■ Directions:
Which lines of the records contain the word "Δίας"? Copy each one.

■ Data extract:
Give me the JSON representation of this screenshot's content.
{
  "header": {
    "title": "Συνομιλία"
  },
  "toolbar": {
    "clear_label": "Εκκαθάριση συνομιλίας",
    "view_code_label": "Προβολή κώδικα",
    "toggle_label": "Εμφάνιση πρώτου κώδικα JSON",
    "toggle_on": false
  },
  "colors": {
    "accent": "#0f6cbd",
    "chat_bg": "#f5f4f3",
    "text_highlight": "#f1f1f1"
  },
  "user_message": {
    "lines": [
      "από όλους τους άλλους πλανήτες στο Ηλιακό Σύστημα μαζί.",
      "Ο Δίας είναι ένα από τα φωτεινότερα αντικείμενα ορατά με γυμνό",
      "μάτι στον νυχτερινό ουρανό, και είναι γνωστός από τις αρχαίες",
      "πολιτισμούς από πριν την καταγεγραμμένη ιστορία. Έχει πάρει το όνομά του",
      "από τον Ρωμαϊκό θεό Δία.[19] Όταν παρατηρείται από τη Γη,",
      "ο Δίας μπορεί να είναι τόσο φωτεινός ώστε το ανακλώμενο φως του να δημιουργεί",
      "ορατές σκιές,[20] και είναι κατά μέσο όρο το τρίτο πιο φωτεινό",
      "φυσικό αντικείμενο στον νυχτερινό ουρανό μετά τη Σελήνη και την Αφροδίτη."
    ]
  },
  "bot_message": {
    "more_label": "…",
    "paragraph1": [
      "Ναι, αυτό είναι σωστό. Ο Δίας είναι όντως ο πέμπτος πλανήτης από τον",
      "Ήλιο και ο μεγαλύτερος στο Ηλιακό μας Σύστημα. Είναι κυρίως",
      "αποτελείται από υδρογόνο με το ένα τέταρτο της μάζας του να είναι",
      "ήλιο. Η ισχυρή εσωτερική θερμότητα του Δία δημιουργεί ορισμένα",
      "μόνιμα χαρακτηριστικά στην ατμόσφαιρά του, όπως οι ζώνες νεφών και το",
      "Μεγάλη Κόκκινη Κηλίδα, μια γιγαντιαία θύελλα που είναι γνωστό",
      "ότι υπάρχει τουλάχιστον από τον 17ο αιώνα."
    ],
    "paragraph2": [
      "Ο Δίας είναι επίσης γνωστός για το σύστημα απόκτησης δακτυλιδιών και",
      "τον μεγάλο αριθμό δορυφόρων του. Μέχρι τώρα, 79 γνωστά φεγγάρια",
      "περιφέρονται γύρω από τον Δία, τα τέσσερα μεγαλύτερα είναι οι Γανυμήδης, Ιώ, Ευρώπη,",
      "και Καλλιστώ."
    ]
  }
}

■ Solution for this task:
      "Ο Δίας είναι ένα από τα φωτεινότερα αντικείμενα ορατά με γυμνό",
      "ο Δίας μπορεί να είναι τόσο φωτεινός ώστε το ανακλώμενο φως του να δημιουργεί",
      "Ναι, αυτό είναι σωστό. Ο Δίας είναι όντως ο πέμπτος πλανήτης από τον",
      "Ο Δίας είναι επίσης γνωστός για το σύστημα απόκτησης δακτυλιδιών και",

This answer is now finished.